By Xiaoke Sun
This post is a real story happened lately about myself being Asian and becoming an English teacher in Montreal Chinese heritage school. It happens to correspond with the topic of ethnicity and language learning that we have talked previously. I would like to share the story, and you are more than welcomed to help me to figure out my current puzzle.
For quite a long time, I have questioned what is the fundamental criteria to be an English teacher. There is no doubt that having an advanced language proficiency is necessary. Besides, English pronunciation, as mentioned by Yerim in the previous post, is also commonly judged by people as it demonstrates one’s capacity to express themselves and to be understood. Despite of other factors, such as the ability of curriculum design, assessment, and so on, can it be concluded that one’s ability to exercise a language equals to one’s qualification for being an English teacher? If not, what other factors could influence the way of learning and teaching?
“You cannot teach me English because you are an Asian!” A kid shouted at me while I was walking into the grade 5 ESL classroom as a replacement teacher. Firstly, I felt quite offended in front of the class. Then, I (kind of ) admired his straightforwardness. I tried to comfort the whole class by admitting that English is not my first language, but they could still learn the language from me. However, unfortunately, the whole class was not convinced at all. They tried to shout out every single word that did not correspond to what they have learned in a white teacher’s class to prove I am not able to teach. For example, when I said “younger brother”, they argued “No, it’s little brother. You are wrong! ” Yet, the variety of language could not lead to the questioning of being linguistically right or wrong.
This story made me notice that language teaching is so closely related to ethnicity at school context, especially for students at young age, as they have not yet developed the understanding of learning, which in my opinion is an accumulation of knowledge, delivered by whoever is more advanced than the learners. In fact, students like to judge teacher’s appearance, age, and ethnicity. Being white, by their understanding, is significantly important for an English teacher.
Theoretically, Bourdieu (1991) argues that language has been more than an instrument of communication. It is also where power is formed and performed based on race, gender, sexuality, and social class identity. It is true that by the process of learning a language, people get empowered. However, oppositely, saying that speaking a language means one is empowered maybe not convince at all, because sexuality, gender, and social class may play crucial roles in forming the impression to someone or a certain group. We called it the stereotype or labeling.
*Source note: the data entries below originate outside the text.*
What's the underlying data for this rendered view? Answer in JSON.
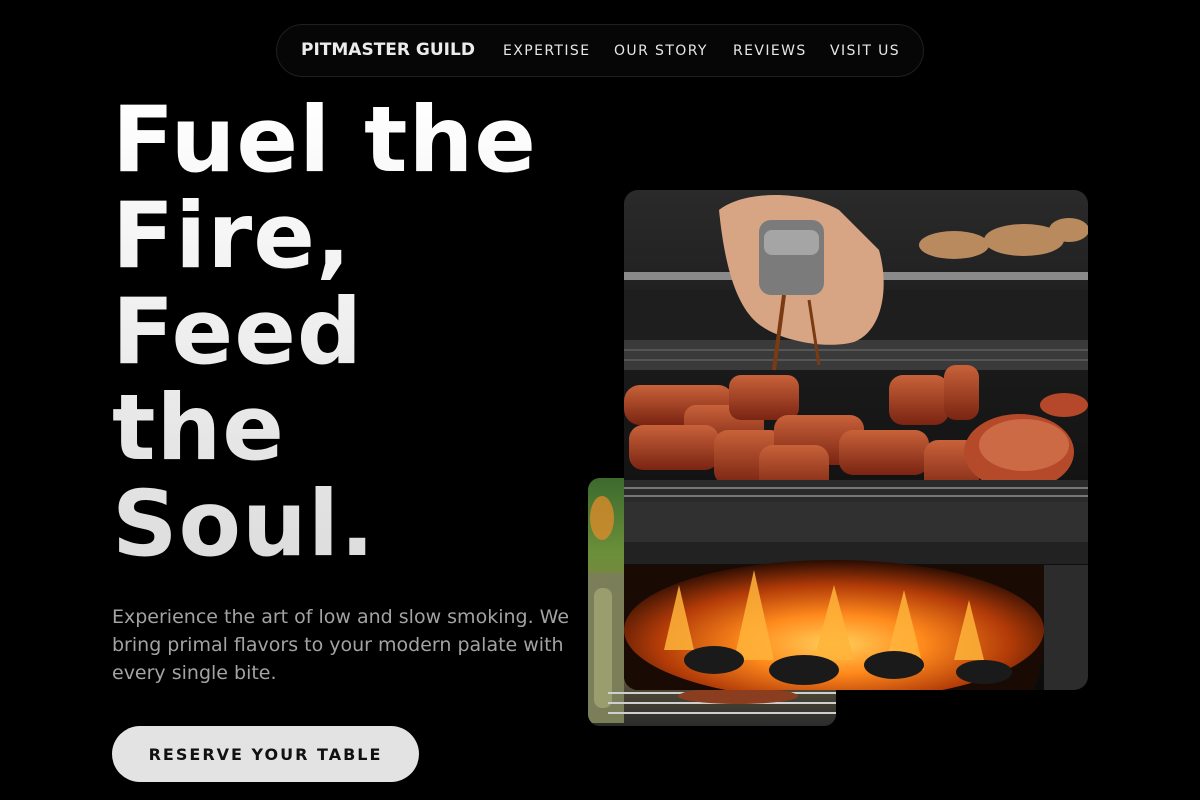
{
  "nav": {
    "brand": "PITMASTER GUILD",
    "links": [
      "EXPERTISE",
      "OUR STORY",
      "REVIEWS",
      "VISIT US"
    ]
  },
  "hero": {
    "headline_lines": [
      "Fuel the",
      "Fire,",
      "Feed",
      "the",
      "Soul."
    ],
    "subtitle": "Experience the art of low and slow smoking. We bring primal flavors to your modern palate with every single bite.",
    "cta_label": "RESERVE YOUR TABLE"
  },
  "images": {
    "main": "grill-meat-photo",
    "secondary": "grill-closeup-photo"
  },
  "colors": {
    "background": "#000000",
    "text": "#ffffff",
    "muted": "#a3a3a3",
    "button": "#e3e3e3"
  }
}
Furthermore, students judge teachers by Ethnolinguistic Vitality (ELV). Rubenfeld et al. (2006), defined that ELV is determined according to collective or structural characteristics of a group such as demographic representation, social status, and institutional support. Me, as a young, Asian, female, non-native speaker of either English or French is seen as a low-ELV individual. Students think white individuals, even if their first language is not English, hold more credibility than yellow, or black teachers because of their general high social status in western countries. However, it is far from drawing a conclusion that yellow or black people cannot teach properly.
As being mentioned by Ibrahim(1999), Being and Becoming are two distinguished terms related to identity and ethnicity. “The former is an accumulative memory, and experience, and a conception upon which individuals interact with the world around them, whereas Becoming is the process of building this conception”(p. 354). For English non-native speakers, the Being is determined by born and the surrounding context as they grow up, however, the Becoming can be largely changed by their personal efforts and determination. For teachers candidates, as long as they acquired a high level of language, they are supposed to be able to teach regardless of their background. But at the same time, there are quite an amount of research arguing that non-native speakers could never attain the same language proficiency as native speakers because of Critical Period Hypothesis (CPH) (Abrahamsson & Hyltenstam, 2008). Hence, theoretically, it rejects the previous idea that non-native speaker teachers could also teach the language excellently. This opinion also holds water because the pronunciation of a language speaker, as can be shown in this video, can hardly be changed after their critical period. Therefore, are people practically able to teach their second or third language?
My current exploration leads to an open conclusion. I’m still wondering and will keep exploring. Also, I’d like to leave the questions to the readers. What do you think about the issue of non-native speaker teachers? Do you think people are not qualified to teach if the target language is not their first language? I’m looking forward to hearing from you.
Abrahamsson, N., & Hyltenstam, K. (2008). The robustness of aptitude effects in near-native second language acquisition. Studies in Second Language Acquisition, 30, 481-509.
Bourdieu, P. (1991) Language and symbolic power (G. Raymond & M. Adamson, Trans) Cambridge: Polity Press
Ibrahim, A. E. K. M. (1999). Becoming black: Rap and hip-hop, race, gender, identity, and the politics of ESL learning. TESOL Quarterly, 33(3), 349-369
Rubenfeld, S., Clément, R., Lussier, D., Lebrun, M., & Auger, R. (2006). Second language learning and cultural representations: Beyond competence and identity. Language Learning, 56(4), 609-632.